You landed yourself in a job that is not always desirable and nothing like what you imagined for your life; you probably would have turned the position down completely if you had read the job description. The notion of “Instant Family” was garbage and there weren’t millions of avenues for stepparent support like there were for conventional parenting.
We weren’t the Brady Bunch and you probably didn’t fall in love with me right off the bat like you did with my parent, and goodness knows I didn’t love you either.
But you made it work in spite of the perilous uphill trajectory we were both on.

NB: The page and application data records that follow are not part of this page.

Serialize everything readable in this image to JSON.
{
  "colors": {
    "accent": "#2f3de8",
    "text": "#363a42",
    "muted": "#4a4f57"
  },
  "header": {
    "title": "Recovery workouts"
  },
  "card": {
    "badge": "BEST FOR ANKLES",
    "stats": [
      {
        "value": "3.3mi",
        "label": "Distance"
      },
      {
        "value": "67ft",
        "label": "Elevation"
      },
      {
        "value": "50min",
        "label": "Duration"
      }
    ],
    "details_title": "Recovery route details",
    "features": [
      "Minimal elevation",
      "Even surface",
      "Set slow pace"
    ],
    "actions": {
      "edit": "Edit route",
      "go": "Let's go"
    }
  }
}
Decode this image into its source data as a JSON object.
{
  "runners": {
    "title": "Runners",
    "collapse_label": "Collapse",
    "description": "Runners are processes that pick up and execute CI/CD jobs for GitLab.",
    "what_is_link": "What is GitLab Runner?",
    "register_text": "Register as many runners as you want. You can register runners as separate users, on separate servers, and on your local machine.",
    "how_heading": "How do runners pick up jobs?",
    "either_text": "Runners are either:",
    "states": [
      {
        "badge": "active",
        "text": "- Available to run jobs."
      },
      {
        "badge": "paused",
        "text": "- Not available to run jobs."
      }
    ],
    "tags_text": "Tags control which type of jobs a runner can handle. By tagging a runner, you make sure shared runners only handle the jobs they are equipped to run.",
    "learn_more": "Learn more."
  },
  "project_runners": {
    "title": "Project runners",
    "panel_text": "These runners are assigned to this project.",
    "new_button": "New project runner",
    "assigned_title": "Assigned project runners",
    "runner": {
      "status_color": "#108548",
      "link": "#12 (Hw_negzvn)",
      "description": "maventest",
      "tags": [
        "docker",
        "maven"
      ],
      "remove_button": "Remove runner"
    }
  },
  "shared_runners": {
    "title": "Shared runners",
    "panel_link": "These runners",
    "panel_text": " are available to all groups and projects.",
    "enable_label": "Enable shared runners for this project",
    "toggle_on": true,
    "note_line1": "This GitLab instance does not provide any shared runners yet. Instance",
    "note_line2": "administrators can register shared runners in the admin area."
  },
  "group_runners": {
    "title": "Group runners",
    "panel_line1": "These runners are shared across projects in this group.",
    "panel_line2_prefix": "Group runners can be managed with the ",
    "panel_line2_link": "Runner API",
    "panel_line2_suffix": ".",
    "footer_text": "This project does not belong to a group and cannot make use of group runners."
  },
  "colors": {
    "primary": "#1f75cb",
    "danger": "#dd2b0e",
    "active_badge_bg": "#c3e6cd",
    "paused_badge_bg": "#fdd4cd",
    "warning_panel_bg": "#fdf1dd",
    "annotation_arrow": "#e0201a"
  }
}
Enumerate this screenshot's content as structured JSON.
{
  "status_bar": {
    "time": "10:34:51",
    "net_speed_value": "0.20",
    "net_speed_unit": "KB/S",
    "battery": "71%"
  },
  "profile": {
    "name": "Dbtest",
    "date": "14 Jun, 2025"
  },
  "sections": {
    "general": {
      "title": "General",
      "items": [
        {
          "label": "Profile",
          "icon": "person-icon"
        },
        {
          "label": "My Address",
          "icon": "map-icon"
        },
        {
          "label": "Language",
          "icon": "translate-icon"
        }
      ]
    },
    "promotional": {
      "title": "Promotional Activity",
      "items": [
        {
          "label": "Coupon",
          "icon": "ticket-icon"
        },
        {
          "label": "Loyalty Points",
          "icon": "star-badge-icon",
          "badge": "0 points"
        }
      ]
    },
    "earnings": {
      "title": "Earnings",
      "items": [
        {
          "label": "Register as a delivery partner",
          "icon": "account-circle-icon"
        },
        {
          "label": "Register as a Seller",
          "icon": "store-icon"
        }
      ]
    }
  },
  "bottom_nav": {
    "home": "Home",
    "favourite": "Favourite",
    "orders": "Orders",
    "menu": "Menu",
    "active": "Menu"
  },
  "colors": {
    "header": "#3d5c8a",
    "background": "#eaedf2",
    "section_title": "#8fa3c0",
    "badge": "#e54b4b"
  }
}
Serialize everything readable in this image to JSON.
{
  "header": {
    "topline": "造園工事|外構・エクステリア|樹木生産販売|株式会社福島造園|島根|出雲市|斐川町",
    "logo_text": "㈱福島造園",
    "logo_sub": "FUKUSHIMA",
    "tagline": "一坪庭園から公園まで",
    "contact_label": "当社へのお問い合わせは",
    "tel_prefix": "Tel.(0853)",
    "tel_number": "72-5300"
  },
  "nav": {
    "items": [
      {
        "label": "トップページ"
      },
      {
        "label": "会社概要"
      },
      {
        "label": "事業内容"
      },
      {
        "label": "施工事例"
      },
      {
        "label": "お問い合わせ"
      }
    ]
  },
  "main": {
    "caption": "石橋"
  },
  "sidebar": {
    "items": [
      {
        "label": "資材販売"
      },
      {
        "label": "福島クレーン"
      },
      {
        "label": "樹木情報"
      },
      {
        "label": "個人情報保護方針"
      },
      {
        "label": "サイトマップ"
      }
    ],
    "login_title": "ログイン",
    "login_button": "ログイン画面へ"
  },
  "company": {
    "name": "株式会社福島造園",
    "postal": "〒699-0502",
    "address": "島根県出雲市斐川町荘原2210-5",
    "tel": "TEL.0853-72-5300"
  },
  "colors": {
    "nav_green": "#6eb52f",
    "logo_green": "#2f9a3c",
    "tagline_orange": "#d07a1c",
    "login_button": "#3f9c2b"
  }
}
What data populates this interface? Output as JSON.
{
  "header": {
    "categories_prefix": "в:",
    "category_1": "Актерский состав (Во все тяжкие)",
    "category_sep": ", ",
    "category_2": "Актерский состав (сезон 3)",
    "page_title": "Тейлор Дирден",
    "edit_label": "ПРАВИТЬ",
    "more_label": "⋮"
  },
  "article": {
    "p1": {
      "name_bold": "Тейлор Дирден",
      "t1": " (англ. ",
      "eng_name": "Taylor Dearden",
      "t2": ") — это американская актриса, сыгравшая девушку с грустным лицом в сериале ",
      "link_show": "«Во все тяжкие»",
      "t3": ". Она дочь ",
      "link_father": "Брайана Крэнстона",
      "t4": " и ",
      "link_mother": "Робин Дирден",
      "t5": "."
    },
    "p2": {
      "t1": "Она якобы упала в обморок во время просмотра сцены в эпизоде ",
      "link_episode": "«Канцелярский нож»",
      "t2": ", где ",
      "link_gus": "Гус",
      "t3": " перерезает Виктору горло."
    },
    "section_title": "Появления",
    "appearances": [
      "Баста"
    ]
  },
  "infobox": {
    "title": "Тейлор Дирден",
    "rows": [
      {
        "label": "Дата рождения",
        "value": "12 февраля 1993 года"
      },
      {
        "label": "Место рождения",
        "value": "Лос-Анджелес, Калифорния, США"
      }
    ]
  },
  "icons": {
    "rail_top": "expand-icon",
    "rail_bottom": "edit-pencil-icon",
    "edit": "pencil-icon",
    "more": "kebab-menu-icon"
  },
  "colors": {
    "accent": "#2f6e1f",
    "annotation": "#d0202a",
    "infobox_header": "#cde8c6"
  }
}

You willfully took on the role of a sideline guardian to me and my siblings. You quietly cheered me on from the back of the room for my band concerts, soccer games, and each commemoration of a milestone. I’ll never really know how much it hurt to watch me come parading into the house with my gleaming report card, running straight to the arms of your spouse without acknowledging you in the room. But I knew you still celebrated my victories.
You had the patience to leave discipline to my mom and dad, no matter how much I tested you; you had the maturity to know that even though their marriage was a failure, they were still wonderful parents individually. You never threw it in my face that I’m just like my mom or that I’m following in my dad’s footsteps. You honored my loyalty to them and never made me feel like I had to declare my allegiance to one side or the other in order to gain your affection. Because somewhere in between two silently feuding parents, you realized I needed a friend.
You possessed the astounding grace to put aside all the emotions, hurt feelings, and bitterness to be cordial to your new spouse’s ex so I could enjoy collaborative birthdays with both my parents. At the same time you eased the tension in my other parent; it never occurred to me to thank you for helping them through the darkest time of their life. Somehow you made a blended family completely different than a broken home.
I’m guessing your hardest trial was learning to share your partner with me. Sure, you had a vague idea that someone else’s children would take time, effort, constant supervision, but it was never advertised that you’d have to forfeit your own claim to your new love regularly. Selflessly you recognized that the one thing I needed most in those moments was my parent, and you obliged.
There aren’t many “Best Stepdad Ever” t-shirts or “Happy Stepmother’s Day” cards flooding store shelves, and we both know those cape-less heroes deserve so much more than cheap gift shop accolades. Yet I’m hoping you still were able to see my gratitude when I wanted your opinion on an essay topic, asked you to come to my gymnastics meet, or recommended a good book as I made you a cup of coffee. It’s truly so minuscule but it was my way of showing you that I had room for you in my life.
You were the parent that I never knew I wanted, never knew I needed, and over time you grew as a layer of sediment in my foundation with a slow and steady manner; though the love I have you for might be different than it is for the mom and dad that birthed me, the one we share is resilient and fireproof. Divorce, court rooms, and custody battles are so ugly but somehow I managed to come out ahead of it all, with my parents and stepparents by my side. That’s one heck of a feat.
I’m sorry I never knew how or what to say to explain a stepchild’s perspective on the millions of intricacies that compose our relationship, but I’m glad each tiny fragment is a piece of who I am today. Take all the doubt, the constant worry of whether you’re doing this the right way, and the absolute tight rope walk of emotions that come with stepparenting, and throw them all out. You’re doing the best you can and that’s more than enough.
So for all the years, battles, tears, tiny triumphs, huge defeats, hugs, inside jokes, and for every time we stepkids neglected to say it, thank you for being a dear stepparent.